REQUIRED ACTION :: Spot each line in the data below containing "date" and copy it.

┌─ INFORMATION GIVEN

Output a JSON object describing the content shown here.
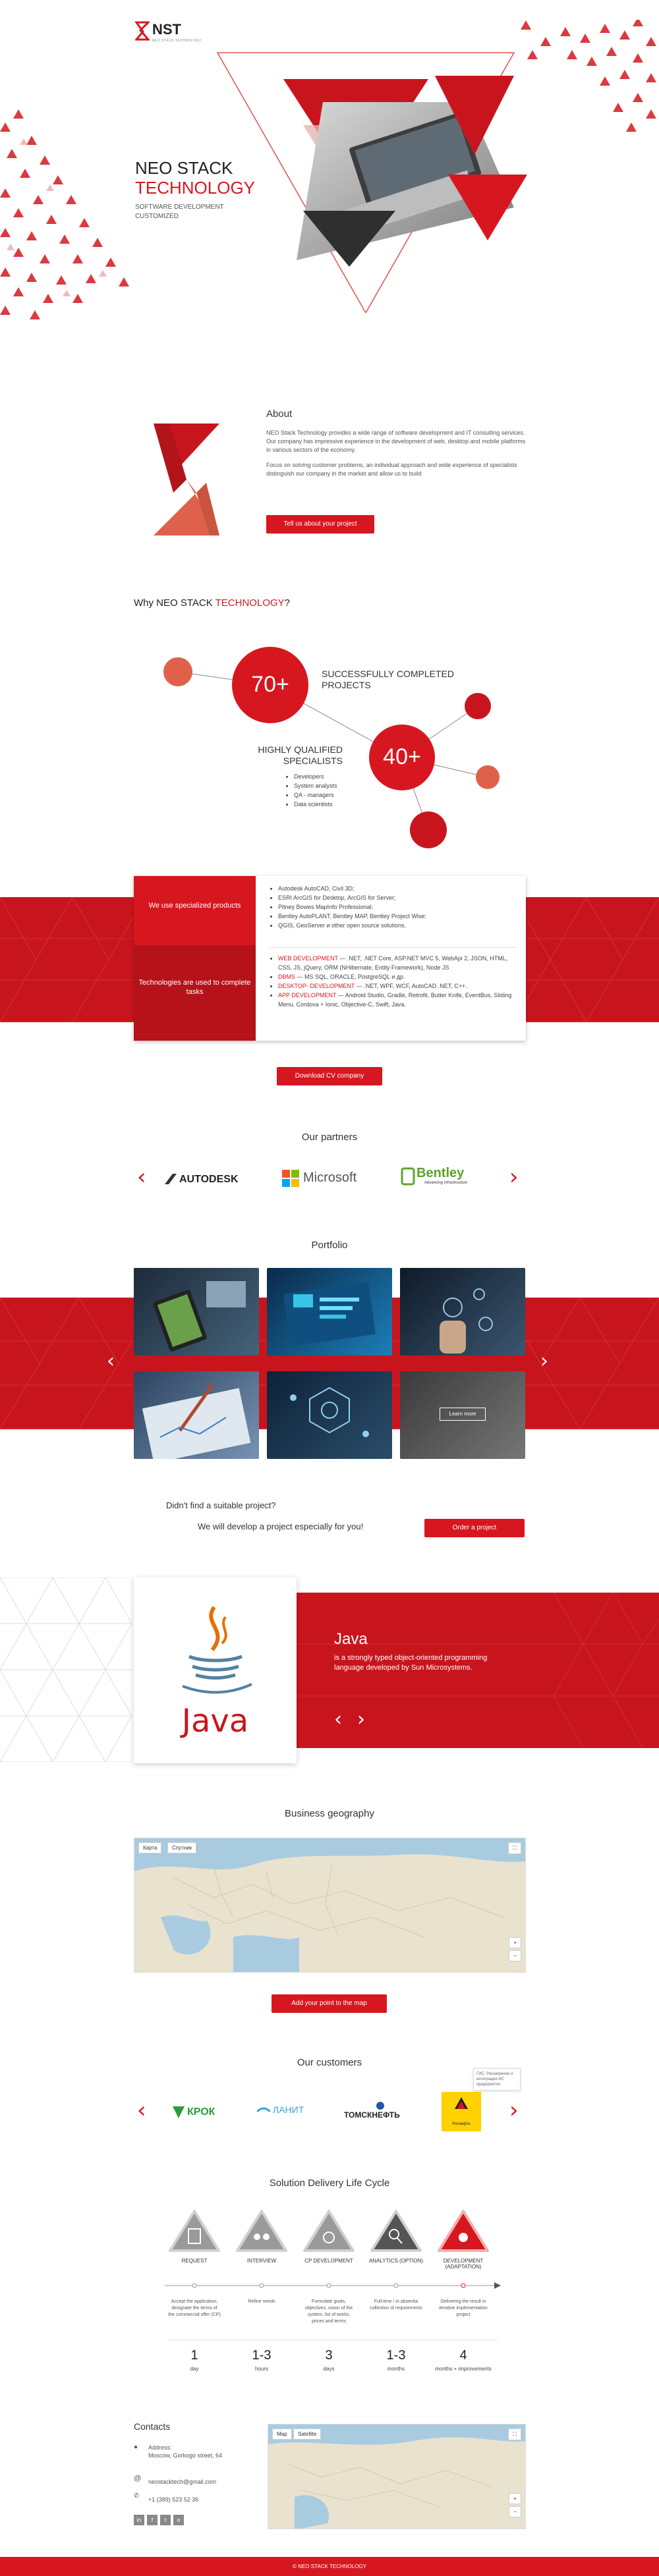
{
  "header": {
    "logo_text": "NST",
    "logo_sub": "NEO STACK TECHNOLOGY"
  },
  "hero": {
    "title_line1": "NEO STACK",
    "title_line2": "TECHNOLOGY",
    "subtitle_line1": "SOFTWARE DEVELOPMENT",
    "subtitle_line2": "CUSTOMIZED"
  },
  "about": {
    "heading": "About",
    "para1": "NEO Stack Technology provides a wide range of software development and IT consulting services. Our company has impressive experience in the development of web, desktop and mobile platforms in various sectors of the economy.",
    "para2": "Focus on solving customer problems, an individual approach and wide experience of specialists distinguish our company in the market and allow us to build",
    "button": "Tell us about your project"
  },
  "why": {
    "heading_pre": "Why NEO STACK ",
    "heading_accent": "TECHNOLOGY",
    "heading_post": "?",
    "stat1_value": "70+",
    "stat1_label_line1": "SUCCESSFULLY COMPLETED",
    "stat1_label_line2": "PROJECTS",
    "stat2_value": "40+",
    "stat2_label_line1": "HIGHLY QUALIFIED",
    "stat2_label_line2": "SPECIALISTS",
    "specialists": [
      "Developers",
      "System analysts",
      "QA - managers",
      "Data scientists"
    ]
  },
  "software": {
    "tab1": "We use specialized products",
    "tab2": "Technologies are used to complete tasks",
    "products": [
      "Autodesk AutoCAD, Civil 3D;",
      "ESRI ArcGIS for Desktop, ArcGIS for Server;",
      "Pitney Bowes MapInfo Professional;",
      "Bentley AutoPLANT, Bentley MAP, Bentley Project Wise;",
      "QGIS, GeoServer и other open source solutions."
    ],
    "tech": [
      {
        "key": "WEB DEVELOPMENT",
        "value": " — .NET, .NET Core, ASP.NET MVC 5, WebApi 2, JSON, HTML, CSS, JS, jQuery, ORM (NHibernate, Entity Framework), Node JS"
      },
      {
        "key": "DBMS",
        "value": " — MS SQL, ORACLE, PostgreSQL и др."
      },
      {
        "key": "DESKTOP- DEVELOPMENT",
        "value": " — .NET, WPF, WCF, AutoCAD .NET, C++."
      },
      {
        "key": "APP DEVELOPMENT",
        "value": " — Android Studio, Gradle, Retrofit, Butter Knife, EventBus, Sliding Menu, Cordova + Ionic, Objective-C, Swift, Java."
      }
    ],
    "button": "Download CV company"
  },
  "partners": {
    "heading": "Our partners",
    "logos": [
      "AUTODESK",
      "Microsoft",
      "Bentley"
    ],
    "bentley_sub": "Advancing Infrastructure"
  },
  "portfolio": {
    "heading": "Portfolio",
    "learn_more": "Learn more"
  },
  "cta": {
    "line1": "Didn't find a suitable project?",
    "line2": "We will develop a project especially for you!",
    "button": "Order a project"
  },
  "java": {
    "logo_text": "Java",
    "title": "Java",
    "desc": "is a strongly typed object-oriented programming language developed by Sun Microsystems."
  },
  "geo": {
    "heading": "Business geography",
    "tab_map": "Карта",
    "tab_sat": "Спутник",
    "button": "Add your point to the map"
  },
  "customers": {
    "heading": "Our customers",
    "logos": [
      "КРОК",
      "ЛАНИТ",
      "ТОМСКНЕФТЬ",
      "Роснефть"
    ],
    "tooltip": "ГИС. Расширение и интеграция ИС предприятия"
  },
  "cycle": {
    "heading": "Solution Delivery Life Cycle",
    "steps": [
      {
        "label": "REQUEST",
        "desc": "Accept the application, designate the terms of the commercial offer (CP)",
        "num": "1",
        "unit": "day"
      },
      {
        "label": "INTERVIEW",
        "desc": "Refine needs",
        "num": "1-3",
        "unit": "hours"
      },
      {
        "label": "CP DEVELOPMENT",
        "desc": "Formulate goals, objectives, vision of the system, list of works, prices and terms",
        "num": "3",
        "unit": "days"
      },
      {
        "label": "ANALYTICS (OPTION)",
        "desc": "Full-time / in absentia collection of requirements",
        "num": "1-3",
        "unit": "months"
      },
      {
        "label": "DEVELOPMENT (ADAPTATION)",
        "desc": "Delivering the result in iterative implementation project",
        "num": "4",
        "unit": "months + improvements"
      }
    ]
  },
  "contacts": {
    "heading": "Contacts",
    "address_label": "Address:",
    "address": "Moscow, Gorkogo street, 64",
    "email": "neostacktech@gmail.com",
    "phone": "+1 (389) 523 52 36",
    "tab_map": "Map",
    "tab_sat": "Satellite",
    "socials": [
      "in",
      "f",
      "t",
      "o"
    ]
  },
  "footer": {
    "text": "© NEO STACK TECHNOLOGY"
  },
  "colors": {
    "accent": "#d7171f",
    "dark_red": "#b5121a",
    "salmon": "#e0614b",
    "text": "#333333"
  }
}
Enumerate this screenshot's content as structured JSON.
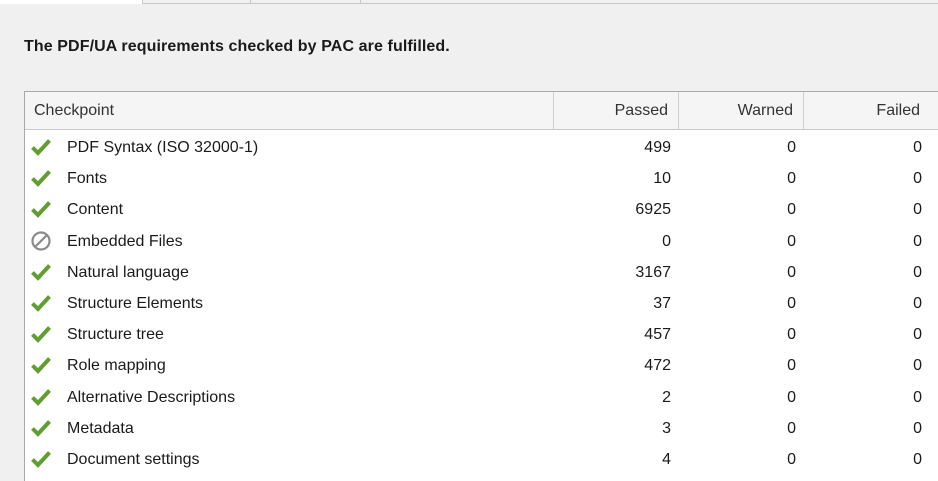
{
  "summary": "The PDF/UA requirements checked by PAC are fulfilled.",
  "colors": {
    "pass": "#5f9e2f",
    "na": "#8a8a8a"
  },
  "columns": {
    "checkpoint": "Checkpoint",
    "passed": "Passed",
    "warned": "Warned",
    "failed": "Failed"
  },
  "rows": [
    {
      "icon": "check-icon",
      "label": "PDF Syntax (ISO 32000-1)",
      "passed": "499",
      "warned": "0",
      "failed": "0"
    },
    {
      "icon": "check-icon",
      "label": "Fonts",
      "passed": "10",
      "warned": "0",
      "failed": "0"
    },
    {
      "icon": "check-icon",
      "label": "Content",
      "passed": "6925",
      "warned": "0",
      "failed": "0"
    },
    {
      "icon": "not-applicable-icon",
      "label": "Embedded Files",
      "passed": "0",
      "warned": "0",
      "failed": "0"
    },
    {
      "icon": "check-icon",
      "label": "Natural language",
      "passed": "3167",
      "warned": "0",
      "failed": "0"
    },
    {
      "icon": "check-icon",
      "label": "Structure Elements",
      "passed": "37",
      "warned": "0",
      "failed": "0"
    },
    {
      "icon": "check-icon",
      "label": "Structure tree",
      "passed": "457",
      "warned": "0",
      "failed": "0"
    },
    {
      "icon": "check-icon",
      "label": "Role mapping",
      "passed": "472",
      "warned": "0",
      "failed": "0"
    },
    {
      "icon": "check-icon",
      "label": "Alternative Descriptions",
      "passed": "2",
      "warned": "0",
      "failed": "0"
    },
    {
      "icon": "check-icon",
      "label": "Metadata",
      "passed": "3",
      "warned": "0",
      "failed": "0"
    },
    {
      "icon": "check-icon",
      "label": "Document settings",
      "passed": "4",
      "warned": "0",
      "failed": "0"
    }
  ]
}
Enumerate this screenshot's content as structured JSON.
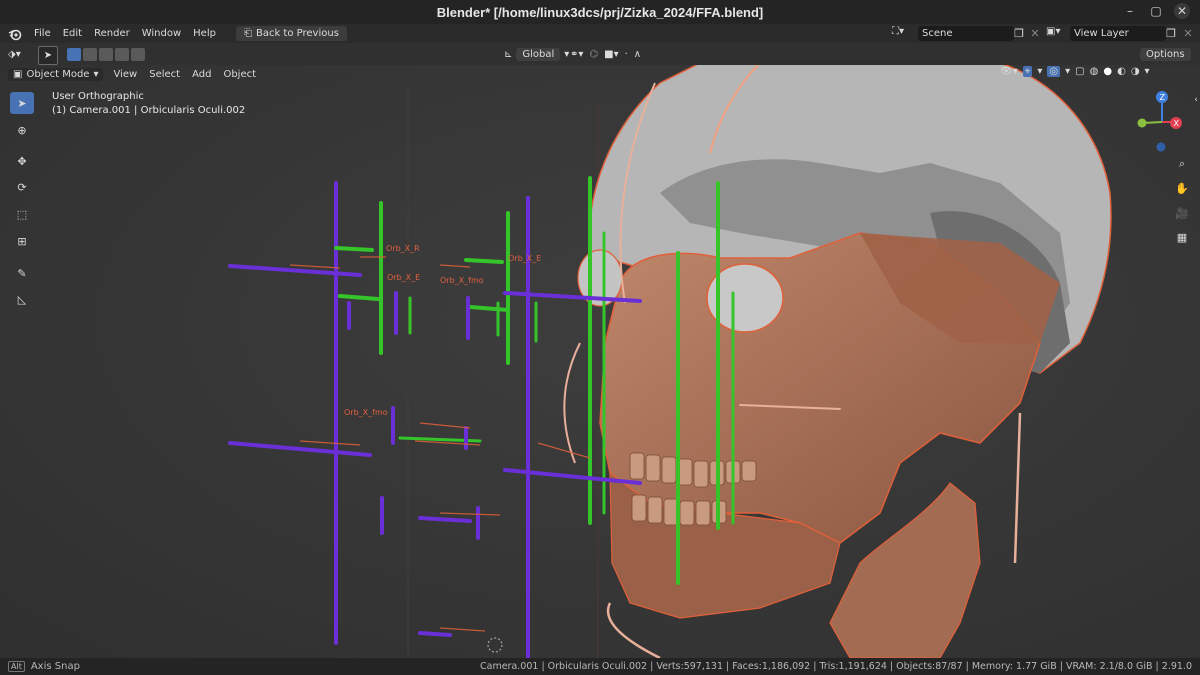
{
  "window": {
    "title": "Blender* [/home/linux3dcs/prj/Zizka_2024/FFA.blend]"
  },
  "menu": {
    "items": [
      "File",
      "Edit",
      "Render",
      "Window",
      "Help"
    ],
    "back_button": "Back to Previous"
  },
  "top_right": {
    "scene": "Scene",
    "view_layer": "View Layer"
  },
  "header": {
    "transform_orientation": "Global",
    "options": "Options"
  },
  "viewport_header": {
    "mode": "Object Mode",
    "menus": [
      "View",
      "Select",
      "Add",
      "Object"
    ]
  },
  "viewport": {
    "view_name": "User Orthographic",
    "active_info": "(1) Camera.001 | Orbicularis Oculi.002",
    "bone_labels": [
      "Orb_X_E",
      "Orb_X_fmo",
      "Orb_X_fmo",
      "Orb_X_R",
      "Orb_X_E"
    ]
  },
  "status": {
    "left_key": "Alt",
    "left": "Axis Snap",
    "right": "Camera.001 | Orbicularis Oculi.002 | Verts:597,131 | Faces:1,186,092 | Tris:1,191,624 | Objects:87/87 | Memory: 1.77 GiB | VRAM: 2.1/8.0 GiB | 2.91.0"
  },
  "colors": {
    "accent": "#4772b3",
    "bone_purple": "#6a2fd6",
    "bone_green": "#35c52a",
    "skull_grey": "#b9b9b9",
    "muscle_brown": "#a86b50"
  }
}
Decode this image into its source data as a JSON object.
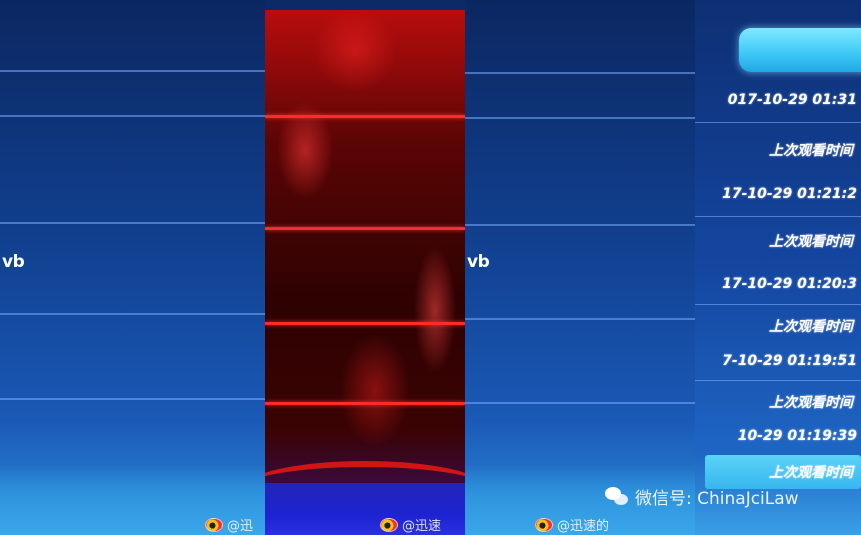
{
  "panels": {
    "left_text": "vb",
    "right_text": "vb"
  },
  "list": {
    "items": [
      {
        "date": "017-10-29 01:31",
        "label": "上次观看时间"
      },
      {
        "date": "17-10-29 01:21:2",
        "label": "上次观看时间"
      },
      {
        "date": "17-10-29 01:20:3",
        "label": "上次观看时间"
      },
      {
        "date": "7-10-29 01:19:51",
        "label": "上次观看时间"
      },
      {
        "date": "10-29 01:19:39",
        "label": "上次观看时间"
      }
    ]
  },
  "watermarks": {
    "wechat": "微信号: ChinaJciLaw",
    "weibo_left": "@迅",
    "weibo_mid": "@迅速",
    "weibo_right": "@迅速的"
  },
  "colors": {
    "accent": "#3cc7f5",
    "red_panel": "#b90d0d",
    "blue_panel": "#11408f"
  }
}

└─

WORKED SOLUTION ::
        "date": "017-10-29 01:31",
        "date": "17-10-29 01:21:2",
        "date": "17-10-29 01:20:3",
        "date": "7-10-29 01:19:51",
        "date": "10-29 01:19:39",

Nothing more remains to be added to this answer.